I wanted to make a juxtaposition of developing techniques to show some of my photography students that are far ahead in class, and give them some inspiration of different ways they could play around and develop photos. Most of the photography students in the introductory level don’t experiment much with different techniques while in the darkroom, so showing them a few ways different developing techniques change and make the same photo more interesting will hopefully inspire them to play around and experiment more. As the semester is drawing to a close, lots of students have extra time and photo paper, so I’ll encourage them to use it creatively.

Darkroom Photos

I’ve been student teaching a high school photography class. In this class, they still teach film and darkroom photography, which I think is great! Although digital photography is more prevalent, I still think it’s important to learn the process.

Back in high school I took an introductory photography class, so I had darkroom experience. However, it took several attempts before I was successful developing a roll of film. Mainly because my Minolta I used in high school had a faulty light meter, and there were several problems with my Grandmother’s Nikon N5005 (which have since been resolved). When I finally had pictures come out, I was very excited to get in the darkroom and make some enlargements.
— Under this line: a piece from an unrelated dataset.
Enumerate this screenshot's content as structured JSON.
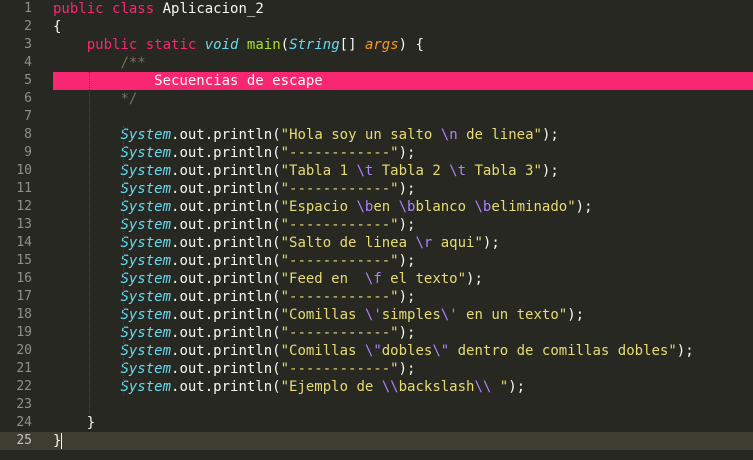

There is something very satisfying watching a photo develop on the photo paper in front of your eyes. I still have many more enlargements I would like to make, but I really enjoyed the process of taking photos and developing them myself. I’m going to miss having a darkroom to work in 😦